An unnamed businessman purchased two bottles of The Macallan 1926 for $1.2 million
An unnamed international businessman and private collector just set a new world record for the most expensive bottle of whisky ever sold with the purchase of two bottles of The Macallan 1926 Scotch for of $1.2 million—$600,000 per 700-milliliter bottle. Technically, that doesn’t quite top the previous record for a “single bottle,” which is still currently held by a bottle of The Macallan M Impériale that sold at auction for $628,000; however, Impériale bottles hold six liters of Scotch, or over 8.5 times more than a standard size bottle, so clearly The Macallan 1926 whiskies are more valuable.
Incredibly, though these sorts of Scotch price records are often set at auctions, these two bottles were bought from Le Clos, a luxury spirits retailer based at, of all places, the Dubai Airport. “At Dubai International, we are focused on working with great partners who are committed to elevating the travel experience,” Eugene Barry, Dubai Airports' EVP Commercial, said in a statement. “One element of that experience is Le Clos's unique product range, combined with the personal knowledge and service their team members offer. We are delighted that this industry record-breaking sale has taken place at our airport.” Man, it puts all your duty-free shop purchase to shame.
But back to the Scotch itself: Beyond containing 92-year-old whisky that was originally aged for 60 years, these bottles are also coveted due to their scarcity and the uniqueness of their artwork. Only 40 bottles were ever produced, then a dozen bottles each were given to two famous artists to create bespoke labels. One set was given to the British artist Sir Peter Blake, probably best known for co-creating the cover to The Beatles’ Sgt. Pepper's Lonely Hearts Club Band; the other batch went to acclaimed 21st century Italian pop artist Valerio Adami. The $1.2 million pair included one bottle from each artist.

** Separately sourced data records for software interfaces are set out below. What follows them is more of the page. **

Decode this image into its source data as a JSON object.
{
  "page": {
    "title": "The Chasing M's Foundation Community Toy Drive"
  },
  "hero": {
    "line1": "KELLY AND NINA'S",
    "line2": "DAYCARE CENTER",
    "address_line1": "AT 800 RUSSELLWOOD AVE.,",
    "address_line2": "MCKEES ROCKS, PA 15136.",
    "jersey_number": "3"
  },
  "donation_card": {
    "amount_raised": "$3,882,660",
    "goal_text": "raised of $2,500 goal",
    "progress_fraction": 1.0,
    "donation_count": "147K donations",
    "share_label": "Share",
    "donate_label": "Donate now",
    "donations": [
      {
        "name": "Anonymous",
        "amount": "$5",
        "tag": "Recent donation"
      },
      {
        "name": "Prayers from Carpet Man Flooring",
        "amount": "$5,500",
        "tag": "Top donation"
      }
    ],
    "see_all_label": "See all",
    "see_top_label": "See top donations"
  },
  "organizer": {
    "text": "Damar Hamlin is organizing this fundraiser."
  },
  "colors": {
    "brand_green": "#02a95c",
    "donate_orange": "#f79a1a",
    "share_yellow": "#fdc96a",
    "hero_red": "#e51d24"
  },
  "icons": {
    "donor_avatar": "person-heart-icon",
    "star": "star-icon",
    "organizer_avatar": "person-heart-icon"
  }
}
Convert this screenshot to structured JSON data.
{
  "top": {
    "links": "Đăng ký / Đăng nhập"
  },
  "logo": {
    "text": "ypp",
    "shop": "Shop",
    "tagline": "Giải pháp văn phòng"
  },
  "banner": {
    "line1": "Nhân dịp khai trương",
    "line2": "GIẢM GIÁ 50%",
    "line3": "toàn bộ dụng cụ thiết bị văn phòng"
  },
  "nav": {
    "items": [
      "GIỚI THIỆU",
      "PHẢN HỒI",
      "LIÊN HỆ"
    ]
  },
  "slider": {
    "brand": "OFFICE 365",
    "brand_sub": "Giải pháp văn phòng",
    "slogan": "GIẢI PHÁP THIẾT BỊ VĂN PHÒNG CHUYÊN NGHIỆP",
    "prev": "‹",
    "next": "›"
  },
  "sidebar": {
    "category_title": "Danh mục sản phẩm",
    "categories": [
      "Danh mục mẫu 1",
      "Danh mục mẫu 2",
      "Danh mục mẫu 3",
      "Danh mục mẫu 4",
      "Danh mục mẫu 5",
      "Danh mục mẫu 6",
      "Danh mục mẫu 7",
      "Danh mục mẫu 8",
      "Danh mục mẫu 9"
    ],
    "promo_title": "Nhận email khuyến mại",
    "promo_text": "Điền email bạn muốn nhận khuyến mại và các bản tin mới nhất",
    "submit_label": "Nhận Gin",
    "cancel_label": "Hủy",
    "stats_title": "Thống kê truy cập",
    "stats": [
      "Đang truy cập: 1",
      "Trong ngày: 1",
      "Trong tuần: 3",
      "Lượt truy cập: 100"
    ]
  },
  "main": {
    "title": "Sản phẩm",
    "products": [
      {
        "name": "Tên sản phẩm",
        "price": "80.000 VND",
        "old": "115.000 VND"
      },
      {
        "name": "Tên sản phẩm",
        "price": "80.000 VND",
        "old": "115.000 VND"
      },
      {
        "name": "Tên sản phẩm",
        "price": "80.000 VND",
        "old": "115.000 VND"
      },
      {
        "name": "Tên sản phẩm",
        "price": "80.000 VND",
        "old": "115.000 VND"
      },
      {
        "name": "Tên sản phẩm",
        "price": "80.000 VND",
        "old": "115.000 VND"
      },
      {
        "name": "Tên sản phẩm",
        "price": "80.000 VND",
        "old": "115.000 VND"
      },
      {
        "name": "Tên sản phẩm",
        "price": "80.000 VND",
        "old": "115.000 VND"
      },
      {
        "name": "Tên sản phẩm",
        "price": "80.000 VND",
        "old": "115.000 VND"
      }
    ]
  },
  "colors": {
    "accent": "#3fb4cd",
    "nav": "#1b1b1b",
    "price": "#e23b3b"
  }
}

Meanwhile, according to Le Clos, when these bottles were first released, in 1986, they originally retailed for about $28,000, and the last known individual bottle sold at Christie’s in 2007 for $75,000. Based on those numbers, $600,000 per bottle just 11 years later would seem like a stretch, but then again, I’ve never even been to the Dubai Airport, so what do I know?